We need to think of possibilities.  We can hone those possibilities in later.

I’m glad that I learned this lesson in creative writing class in high school.  I learned the power of stream of consciousness writing.  Each morning our teacher would have us write for ten minutes without editing or stopping.  As a rapper, I do this when I freestyle.  My best freestyles aren’t at the beginning of the rap when I’m thinking about things, but rather half way thru the rap.

As a songwriter it means acknowledging that you have to write bad songs to get to the good ones.

As a comedian it means working out bad jokes in order to find the ones that get the big laughs.

In either case its about generating ideas, not evaluating.  That comes later.

But its not just generating ideas.  It’s about acting on them.  Its about accepting that you will make mistakes, and that these missteps are necessary on the way to success.

Sometimes you have to take an “L” to get to a “W”

Unsubscribe

I get at least 100 emails a day.

Oftentimes more.

I’m not alone.  Many people, especially those in business receive over 100 emails a day.

It can be intimidating opening your browser to find hundreds of unread emails.

What makes it worst is when you take a day off.  Suddenly 100 emails turns into 200 which can quickly turn into 300.

When I take a business trip for a couple of days and am away from my computer most of the time it isn’t uncommon for me to amass over 1000 emails.

Are they all important?

Of course not.  Out of that 100 maybe 20 are.  Another 20 are quick responses.  But at least half of them are junk.  Some are blatant junk, others are emails being sent because I am on a list.  Half of the time I don’t know how I got on the list, but I’m on the list.

That’s when I realized a powerful button – unsubscribe.

I began to unsubscribe to these sites that send me emails a few times a week.  They aren’t important, they aren’t urgent.  They are barely relevant.

I like a good deal, but I don’t need Groupon and Buytopia emails in my inbox everyday.  I rarely – if ever – purchase anything from them.

I’ve only started doing this but I’ve already seen a change.  My emails are down each day.  I look forward to hitting the unsubscribe button so that I can lower that amount.

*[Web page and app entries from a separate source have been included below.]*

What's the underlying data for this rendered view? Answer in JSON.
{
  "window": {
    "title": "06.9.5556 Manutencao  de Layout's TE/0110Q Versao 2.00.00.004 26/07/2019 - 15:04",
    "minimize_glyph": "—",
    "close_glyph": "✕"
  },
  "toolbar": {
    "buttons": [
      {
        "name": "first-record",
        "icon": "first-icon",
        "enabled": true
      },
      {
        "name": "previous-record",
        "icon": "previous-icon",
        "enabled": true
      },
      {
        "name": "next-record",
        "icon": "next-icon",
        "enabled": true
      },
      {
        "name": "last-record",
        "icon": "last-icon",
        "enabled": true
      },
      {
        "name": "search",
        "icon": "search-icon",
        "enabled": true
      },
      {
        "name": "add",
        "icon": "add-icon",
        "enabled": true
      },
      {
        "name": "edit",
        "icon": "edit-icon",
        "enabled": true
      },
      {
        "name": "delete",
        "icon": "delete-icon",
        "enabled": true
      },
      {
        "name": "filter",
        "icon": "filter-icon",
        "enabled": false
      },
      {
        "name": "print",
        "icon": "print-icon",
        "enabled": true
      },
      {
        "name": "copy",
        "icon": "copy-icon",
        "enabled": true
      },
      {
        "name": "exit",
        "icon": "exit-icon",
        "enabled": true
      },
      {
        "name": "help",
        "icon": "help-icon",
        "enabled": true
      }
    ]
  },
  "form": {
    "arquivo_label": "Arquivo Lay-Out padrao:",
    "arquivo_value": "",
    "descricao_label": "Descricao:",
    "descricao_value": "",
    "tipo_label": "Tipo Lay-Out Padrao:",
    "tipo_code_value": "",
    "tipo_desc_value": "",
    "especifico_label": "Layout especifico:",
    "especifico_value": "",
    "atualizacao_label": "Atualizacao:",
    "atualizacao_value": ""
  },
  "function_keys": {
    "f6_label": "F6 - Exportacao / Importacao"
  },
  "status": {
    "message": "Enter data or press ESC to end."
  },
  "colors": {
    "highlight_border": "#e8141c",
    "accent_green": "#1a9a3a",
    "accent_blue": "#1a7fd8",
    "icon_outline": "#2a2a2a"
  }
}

By removing the clutter you can get more done in less time.  And solve (well at least partially) the challenge of staring at the inbox.